In coping with "betrayed trust" in a 20 year marriage, the question is how extensive is the damage. Is the relationship irrevocably torn? If not, then the preferred choice in Jewish law is to try and restore marital harmony, "shalom bayit". Rabbinical courts will usually encourage the couple to search for more effective ways of communicating, sharing and rapprochement. If that is the direction you choose, your empathetic understanding of the motivating factors leading to your partner's "addiction" become a crucial component.
A focal point for halachic discussions on addictions is the Maimonidean description of free will in Mishneh Torah, Laws of Teshuva (Return/Penitence), chs. 5-6, where he explains the gradual loss of free choice in addictive behavior. However, another more optimistic psychological theme has also permeated halachic thinking. It is based on the statement of the Talmudic sage Resh Lakish (himself a former gladiator) in tractate Yoma 86b, that even intentional iniquities can be transformed into merits. This radical concept of "teshuva" was developed by R. Hasdai Crescas (1340-1411), chief Rabbi of Spain responding to the massive wave of conversions to Christianity in 1391. In the 20th century it was propounded by Rav Avraham Yitzchak Hacohen Kook (1865-1935), the first Chief Rabbi of Palestine, in his book "Lights of Return". R. Kook's underlying kabbalistic purpose is to discover the spark of holiness embedded in the sin, and transform it into a force for goodness and strength. In your example of cybersex, the motivating spark is often an essential human yearning for intimacy. The redemptive power of "teshuva" can channel this Eros to a sanctified purity. Then your marital relationship will thrive.
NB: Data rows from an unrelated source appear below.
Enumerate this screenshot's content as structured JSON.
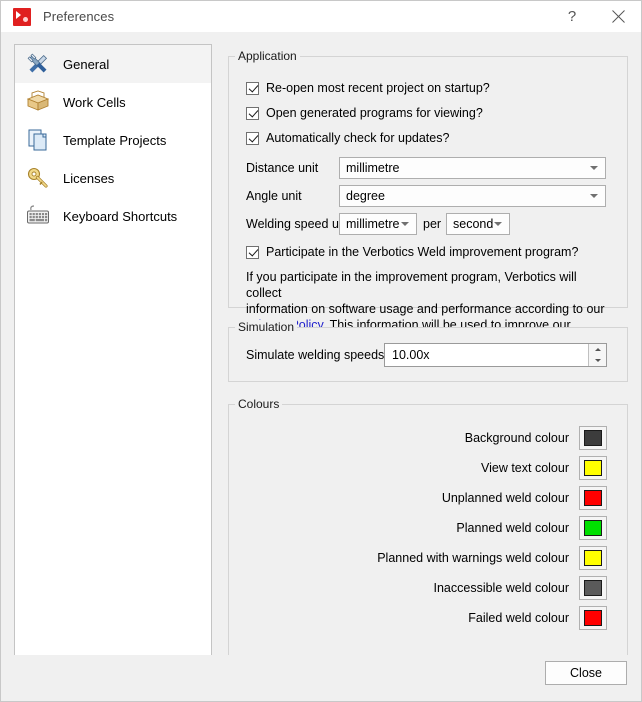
{
  "window": {
    "title": "Preferences",
    "icon": "verbotics-logo-icon",
    "help_button": "?",
    "close_button": "✕"
  },
  "sidebar": {
    "items": [
      {
        "label": "General",
        "icon": "tools-icon",
        "selected": true
      },
      {
        "label": "Work Cells",
        "icon": "box-icon",
        "selected": false
      },
      {
        "label": "Template Projects",
        "icon": "documents-icon",
        "selected": false
      },
      {
        "label": "Licenses",
        "icon": "key-icon",
        "selected": false
      },
      {
        "label": "Keyboard Shortcuts",
        "icon": "keyboard-icon",
        "selected": false
      }
    ]
  },
  "application": {
    "title": "Application",
    "checkboxes": [
      {
        "label": "Re-open most recent project on startup?",
        "checked": true
      },
      {
        "label": "Open generated programs for viewing?",
        "checked": true
      },
      {
        "label": "Automatically check for updates?",
        "checked": true
      }
    ],
    "distance_unit": {
      "label": "Distance unit",
      "value": "millimetre"
    },
    "angle_unit": {
      "label": "Angle unit",
      "value": "degree"
    },
    "welding_speed_unit": {
      "label": "Welding speed unit",
      "value": "millimetre",
      "per_label": "per",
      "per_value": "second"
    },
    "improvement_checkbox": {
      "label": "Participate in the Verbotics Weld improvement program?",
      "checked": true
    },
    "info_line1": "If you participate in the improvement program, Verbotics will collect",
    "info_line2": "information on software usage and performance according to our",
    "info_link": "Privacy Policy",
    "info_line3": ". This information will be used to improve our software."
  },
  "simulation": {
    "title": "Simulation",
    "speed_label": "Simulate welding speeds at",
    "speed_value": "10.00x"
  },
  "colours": {
    "title": "Colours",
    "rows": [
      {
        "label": "Background colour",
        "color": "#3c3c3c"
      },
      {
        "label": "View text colour",
        "color": "#ffff00"
      },
      {
        "label": "Unplanned weld colour",
        "color": "#ff0000"
      },
      {
        "label": "Planned weld colour",
        "color": "#00e000"
      },
      {
        "label": "Planned with warnings weld colour",
        "color": "#ffff00"
      },
      {
        "label": "Inaccessible weld colour",
        "color": "#5a5a5a"
      },
      {
        "label": "Failed weld colour",
        "color": "#ff0000"
      }
    ]
  },
  "footer": {
    "close_label": "Close"
  }
}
The bottom line: Is this particular case of cybersex preoccupation irreparable? Or is there a chance to renew the romantic spark that initially brought you together? Perhaps it is still possible to transform the iniquity of cybersex into a catalyst for rejuvenating marital joy?